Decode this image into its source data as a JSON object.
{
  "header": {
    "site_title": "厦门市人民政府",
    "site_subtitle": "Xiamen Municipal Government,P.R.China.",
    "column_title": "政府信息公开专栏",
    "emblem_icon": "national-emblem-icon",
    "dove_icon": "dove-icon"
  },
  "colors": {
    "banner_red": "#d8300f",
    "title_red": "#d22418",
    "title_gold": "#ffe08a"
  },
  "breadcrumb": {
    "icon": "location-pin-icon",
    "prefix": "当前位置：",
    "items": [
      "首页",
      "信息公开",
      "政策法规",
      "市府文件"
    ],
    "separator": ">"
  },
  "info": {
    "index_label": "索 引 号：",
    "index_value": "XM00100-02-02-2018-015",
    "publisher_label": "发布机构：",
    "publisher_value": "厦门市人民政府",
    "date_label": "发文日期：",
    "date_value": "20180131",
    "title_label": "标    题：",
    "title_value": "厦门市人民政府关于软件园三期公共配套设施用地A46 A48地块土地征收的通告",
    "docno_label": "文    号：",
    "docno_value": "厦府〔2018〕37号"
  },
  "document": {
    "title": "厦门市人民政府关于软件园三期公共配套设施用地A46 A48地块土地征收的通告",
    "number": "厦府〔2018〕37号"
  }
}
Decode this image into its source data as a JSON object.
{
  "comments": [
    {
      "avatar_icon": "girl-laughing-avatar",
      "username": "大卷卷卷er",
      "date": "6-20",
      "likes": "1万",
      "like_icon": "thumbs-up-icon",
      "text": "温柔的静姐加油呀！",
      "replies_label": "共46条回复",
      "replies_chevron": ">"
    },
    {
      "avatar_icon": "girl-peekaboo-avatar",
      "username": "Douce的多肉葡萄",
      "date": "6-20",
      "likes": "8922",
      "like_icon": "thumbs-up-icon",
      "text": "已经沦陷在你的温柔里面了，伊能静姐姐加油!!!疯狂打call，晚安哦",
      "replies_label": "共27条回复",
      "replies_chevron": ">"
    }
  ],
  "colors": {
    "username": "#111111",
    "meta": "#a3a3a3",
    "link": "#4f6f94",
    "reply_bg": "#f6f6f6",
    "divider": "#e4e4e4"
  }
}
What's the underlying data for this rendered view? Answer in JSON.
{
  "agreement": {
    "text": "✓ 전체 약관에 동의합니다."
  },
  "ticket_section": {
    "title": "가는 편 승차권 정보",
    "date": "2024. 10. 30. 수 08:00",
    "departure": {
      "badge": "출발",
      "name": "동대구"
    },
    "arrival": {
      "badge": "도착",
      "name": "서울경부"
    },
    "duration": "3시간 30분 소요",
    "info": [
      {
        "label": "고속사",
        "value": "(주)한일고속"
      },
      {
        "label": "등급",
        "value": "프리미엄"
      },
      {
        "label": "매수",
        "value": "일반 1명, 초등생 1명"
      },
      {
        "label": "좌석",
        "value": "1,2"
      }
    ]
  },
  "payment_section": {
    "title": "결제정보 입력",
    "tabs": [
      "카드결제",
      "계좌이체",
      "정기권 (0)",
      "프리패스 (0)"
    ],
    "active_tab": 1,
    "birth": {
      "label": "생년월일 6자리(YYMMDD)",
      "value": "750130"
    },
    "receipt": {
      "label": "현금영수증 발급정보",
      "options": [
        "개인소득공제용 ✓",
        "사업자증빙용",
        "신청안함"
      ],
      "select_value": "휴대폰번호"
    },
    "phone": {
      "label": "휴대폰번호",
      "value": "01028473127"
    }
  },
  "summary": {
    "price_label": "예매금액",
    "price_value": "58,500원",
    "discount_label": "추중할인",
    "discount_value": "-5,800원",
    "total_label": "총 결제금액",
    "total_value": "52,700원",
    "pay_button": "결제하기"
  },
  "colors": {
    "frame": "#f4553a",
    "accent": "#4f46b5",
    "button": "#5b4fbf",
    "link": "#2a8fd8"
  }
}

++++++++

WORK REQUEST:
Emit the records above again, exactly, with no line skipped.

YOUR SOLUTION:
Decode this image into its source data as a JSON object.
{
  "header": {
    "site_title": "厦门市人民政府",
    "site_subtitle": "Xiamen Municipal Government,P.R.China.",
    "column_title": "政府信息公开专栏",
    "emblem_icon": "national-emblem-icon",
    "dove_icon": "dove-icon"
  },
  "colors": {
    "banner_red": "#d8300f",
    "title_red": "#d22418",
    "title_gold": "#ffe08a"
  },
  "breadcrumb": {
    "icon": "location-pin-icon",
    "prefix": "当前位置：",
    "items": [
      "首页",
      "信息公开",
      "政策法规",
      "市府文件"
    ],
    "separator": ">"
  },
  "info": {
    "index_label": "索 引 号：",
    "index_value": "XM00100-02-02-2018-015",
    "publisher_label": "发布机构：",
    "publisher_value": "厦门市人民政府",
    "date_label": "发文日期：",
    "date_value": "20180131",
    "title_label": "标    题：",
    "title_value": "厦门市人民政府关于软件园三期公共配套设施用地A46 A48地块土地征收的通告",
    "docno_label": "文    号：",
    "docno_value": "厦府〔2018〕37号"
  },
  "document": {
    "title": "厦门市人民政府关于软件园三期公共配套设施用地A46 A48地块土地征收的通告",
    "number": "厦府〔2018〕37号"
  }
}
Decode this image into its source data as a JSON object.
{
  "comments": [
    {
      "avatar_icon": "girl-laughing-avatar",
      "username": "大卷卷卷er",
      "date": "6-20",
      "likes": "1万",
      "like_icon": "thumbs-up-icon",
      "text": "温柔的静姐加油呀！",
      "replies_label": "共46条回复",
      "replies_chevron": ">"
    },
    {
      "avatar_icon": "girl-peekaboo-avatar",
      "username": "Douce的多肉葡萄",
      "date": "6-20",
      "likes": "8922",
      "like_icon": "thumbs-up-icon",
      "text": "已经沦陷在你的温柔里面了，伊能静姐姐加油!!!疯狂打call，晚安哦",
      "replies_label": "共27条回复",
      "replies_chevron": ">"
    }
  ],
  "colors": {
    "username": "#111111",
    "meta": "#a3a3a3",
    "link": "#4f6f94",
    "reply_bg": "#f6f6f6",
    "divider": "#e4e4e4"
  }
}
What's the underlying data for this rendered view? Answer in JSON.
{
  "agreement": {
    "text": "✓ 전체 약관에 동의합니다."
  },
  "ticket_section": {
    "title": "가는 편 승차권 정보",
    "date": "2024. 10. 30. 수 08:00",
    "departure": {
      "badge": "출발",
      "name": "동대구"
    },
    "arrival": {
      "badge": "도착",
      "name": "서울경부"
    },
    "duration": "3시간 30분 소요",
    "info": [
      {
        "label": "고속사",
        "value": "(주)한일고속"
      },
      {
        "label": "등급",
        "value": "프리미엄"
      },
      {
        "label": "매수",
        "value": "일반 1명, 초등생 1명"
      },
      {
        "label": "좌석",
        "value": "1,2"
      }
    ]
  },
  "payment_section": {
    "title": "결제정보 입력",
    "tabs": [
      "카드결제",
      "계좌이체",
      "정기권 (0)",
      "프리패스 (0)"
    ],
    "active_tab": 1,
    "birth": {
      "label": "생년월일 6자리(YYMMDD)",
      "value": "750130"
    },
    "receipt": {
      "label": "현금영수증 발급정보",
      "options": [
        "개인소득공제용 ✓",
        "사업자증빙용",
        "신청안함"
      ],
      "select_value": "휴대폰번호"
    },
    "phone": {
      "label": "휴대폰번호",
      "value": "01028473127"
    }
  },
  "summary": {
    "price_label": "예매금액",
    "price_value": "58,500원",
    "discount_label": "추중할인",
    "discount_value": "-5,800원",
    "total_label": "총 결제금액",
    "total_value": "52,700원",
    "pay_button": "결제하기"
  },
  "colors": {
    "frame": "#f4553a",
    "accent": "#4f46b5",
    "button": "#5b4fbf",
    "link": "#2a8fd8"
  }
}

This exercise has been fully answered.